ENGLEWOOD, Colo. -- After a fairly disciplined run when the Denver Broncos had limited their penalty yardage to 46, 18 and 27 yards in the previous three games, things unraveled a bit in Sunday’s loss to the Pittsburgh Steelers.
The Broncos were penalized for a season-high 127 yards, a total that doesn’t include 30 yards worth of Broncos penalties that were declined by the Steelers. After after their early-season travails with defensive penalties, the Broncos were flagged five times for holding against Pittsburgh -- two on rookie guard Max Garcia, one on second-year tackle Michael Schofield, one on guard Louis Vasquez and one on tight end Vernon Davis.
Three of the holding penalties were in a seven-play span early in the third quarter and two of those three were on running plays. In all, the Broncos were flagged 10 times overall -- offense, defense and special teams combined -- in the second half of the loss. Four of those second-half penalties were declined by the Steelers, but it is worth noting the Broncos did not score after halftime while the Steelers scored 21 of their 34 points after halftime.
“The bottom line is that we have to execute better,’’ said Broncos coach Gary Kubiak. “ ... I think we had six or seven offensive penalties in the second half of the game, you’re going to have a hard time executing. That’s what we need to correct.’’

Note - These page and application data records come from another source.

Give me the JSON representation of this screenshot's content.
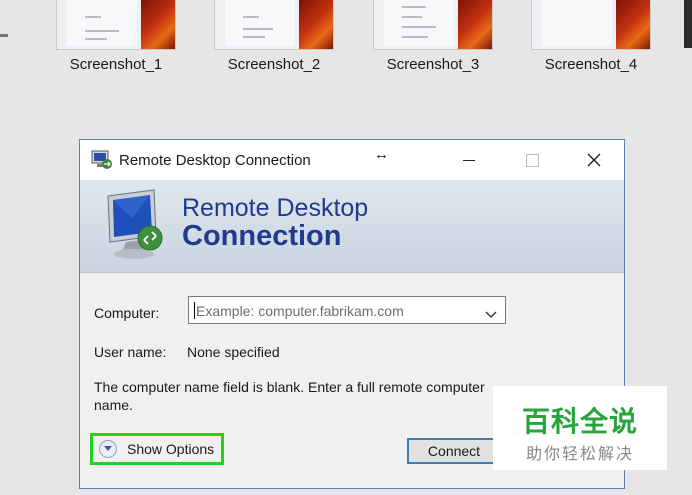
{
  "explorer": {
    "thumbnails": [
      {
        "name": "Screenshot_1"
      },
      {
        "name": "Screenshot_2"
      },
      {
        "name": "Screenshot_3"
      },
      {
        "name": "Screenshot_4"
      }
    ]
  },
  "dialog": {
    "title": "Remote Desktop Connection",
    "resize_cursor": "↔",
    "banner": {
      "line1": "Remote Desktop",
      "line2": "Connection"
    },
    "computer_label": "Computer:",
    "computer_placeholder": "Example: computer.fabrikam.com",
    "username_label": "User name:",
    "username_value": "None specified",
    "hint": "The computer name field is blank. Enter a full remote computer name.",
    "show_options": "Show Options",
    "connect": "Connect"
  },
  "watermark": {
    "title": "百科全说",
    "subtitle": "助你轻松解决"
  },
  "colors": {
    "banner_text": "#1f3b8b",
    "highlight": "#22d122",
    "watermark_green": "#27a43b"
  }
}
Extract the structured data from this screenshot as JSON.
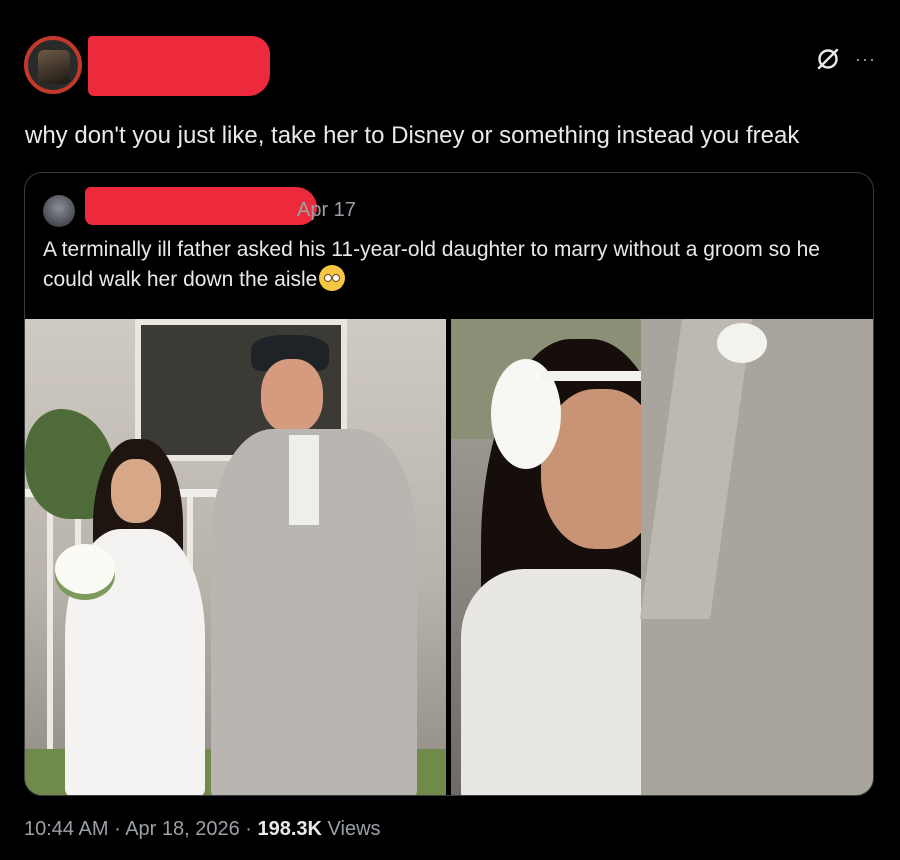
{
  "author": {
    "avatar_icon": "profile-avatar"
  },
  "header": {
    "grok_icon": "slashed-circle-icon",
    "more_icon": "ellipsis-icon",
    "more_label": "···"
  },
  "post": {
    "text": "why don't you just like, take her to Disney or something instead you freak"
  },
  "quoted_post": {
    "date": "Apr 17",
    "text": "A terminally ill father asked his 11-year-old daughter to marry without a groom so he could walk her down the aisle",
    "emoji": "smiling-face-with-tear"
  },
  "images": [
    {
      "label": "father walking daughter in white dress down aisle"
    },
    {
      "label": "close-up of crying girl with white flower in hair beside man in grey suit"
    }
  ],
  "footer": {
    "time": "10:44 AM",
    "separator": " · ",
    "date": "Apr 18, 2026",
    "views_count": "198.3K",
    "views_label": " Views"
  },
  "colors": {
    "background": "#000000",
    "text": "#e7e9ea",
    "muted": "#9aa0a6",
    "redaction": "#ec2a3b",
    "border": "#3a3d40"
  }
}
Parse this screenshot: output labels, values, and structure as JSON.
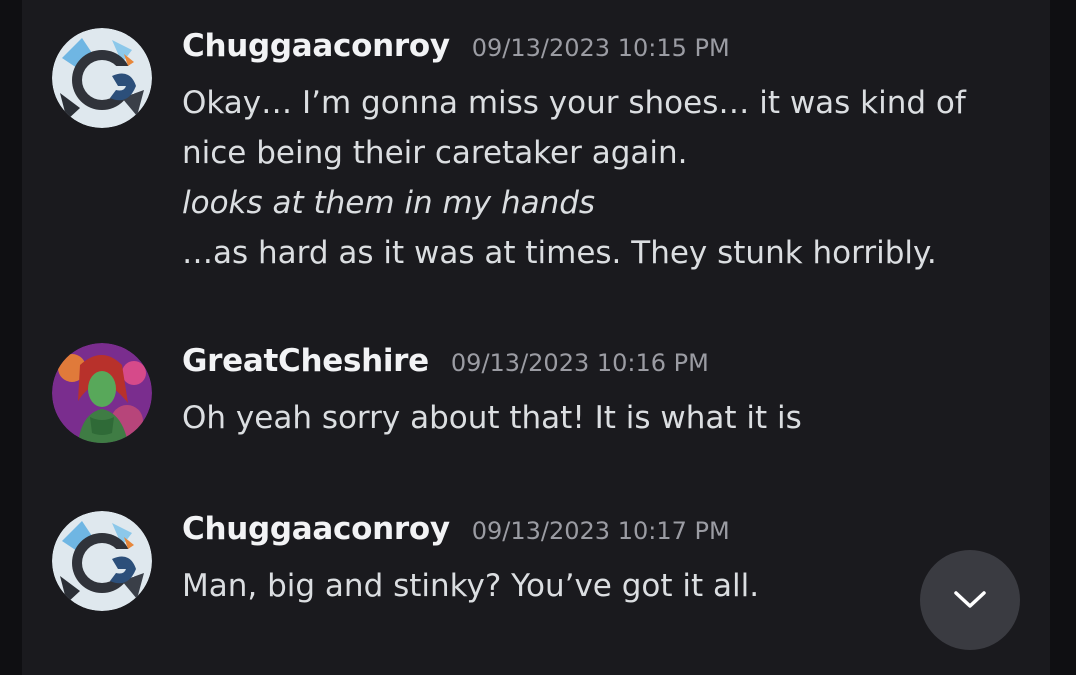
{
  "messages": [
    {
      "username": "Chuggaaconroy",
      "timestamp": "09/13/2023 10:15 PM",
      "lines": [
        {
          "text": "Okay… I’m gonna miss your shoes… it was kind of",
          "italic": false
        },
        {
          "text": "nice being their caretaker again.",
          "italic": false
        },
        {
          "text": "looks at them in my hands",
          "italic": true
        },
        {
          "text": "…as hard as it was at times. They stunk horribly.",
          "italic": false
        }
      ],
      "avatar_icon": "chuggaaconroy-avatar"
    },
    {
      "username": "GreatCheshire",
      "timestamp": "09/13/2023 10:16 PM",
      "lines": [
        {
          "text": "Oh yeah sorry about that! It is what it is",
          "italic": false
        }
      ],
      "avatar_icon": "greatcheshire-avatar"
    },
    {
      "username": "Chuggaaconroy",
      "timestamp": "09/13/2023 10:17 PM",
      "lines": [
        {
          "text": "Man, big and stinky? You’ve got it all.",
          "italic": false
        }
      ],
      "avatar_icon": "chuggaaconroy-avatar"
    }
  ],
  "scroll_button": {
    "icon": "chevron-down-icon"
  },
  "colors": {
    "background": "#1a1a1e",
    "username": "#f2f3f5",
    "message_text": "#dbdee1",
    "timestamp": "#9b9ca3",
    "scroll_button": "#3a3b41"
  }
}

The Broncos have had three games this season with more than 100 yards worth of assessed penalties and have been assessed 305 more penalty yards than their opponents this season.
It’s been a particular issue for the offense with eight holding penalties in the last four games.
Some other items off the game video:
It’s not often, as in ever, that cornerback Chris Harris Jr. loses his composure. But he said the pass-interference call with 7:54 remaining in the third quarter got to him a little bit more than he would have liked. With Harris, in good positon, running step-for-step with Antonio Brown up the right sideline, Brown put his left hand on Harris’ chest and then put his right arm over Harris’ helmet to give himself space to try to make a catch. Harris was flagged, resulting in a 26-yard gain for the Steelers on what had been an incomplete pass. Harris was furious following the play and still obviously angry when the Steelers snapped the ball for the next play. That was a 9-yard touchdown pass to Brown, over Harris, the first touchdown Harris had given up in man coverage in two years. “That was crazy, man, I don’t know,’’ Harris said of the play. “The NFL won’t let us, sometimes they don’t let us play football, that’s the way it is. It was a big momentum change. I’ve got to be able to let that go and just come back to the next play.’’ All in all, the play is a textbook example of why defenders are so frustrated in coverage in the current league-endorsed climate in the passing game.
The Steelers took advantage of the Broncos’ decision to match Harris on Brown in the game. Against an offense that isn’t so high-powered and against a quarterback who isn’t as dialed in as Ben Roethlisberger is right now, it’s Harris who would handle the opposition’s best slot receiver. But with Harris on Brown almost exclusively in the game, the Broncos often had Bradley Roby in the slot, on Markus Wheaton. Roethlisberger repeatedly went to that matchup, especially when the Broncos blitzed Roethlisberger, including the 9-yard touchdown throw to Wheaton early in the fourth quarter.
Malik Jackson, who is steadily building his case ahead of impending free agency and increasingly getting the attention of folks who have the checkbooks for other teams, is in such a groove at the moment that Jackson was held, and not just a little bit, on each of his two sacks against the Steelers. In a league that covets players who can generate pressure on quarterbacks from the inside Jackson has played on an upper-tier level this season.
Though the Broncos have been the league's sack leader much of the season, they haven't had to blitz all that much to do it, at least in terms of sending five or more rushers at opposing quarterbacks. But knowing they couldn’t let Roethlisberger, who is having his best career season as a passer, stand in and throw against routine pressures, the Broncos sent extra rushers at Roethlisberger more than any other quarterback they’ve faced this season. The Broncos sent more than four rushers at Roethlisberger on 31 snaps Sunday -- including penalty snaps. The Steelers were up to the challenge and held Von Miller and DeMarcus Ware without a sack and Roethlisberger finished with 380 yards passing. Before Sunday’s game, Minnesota Vikings quarterback Teddy Bridgewater and Indianapolis Colts quarterback Andrew Luck were the only opposing passers the Broncos had sent more than four rushers at on more than 20 snaps in a game.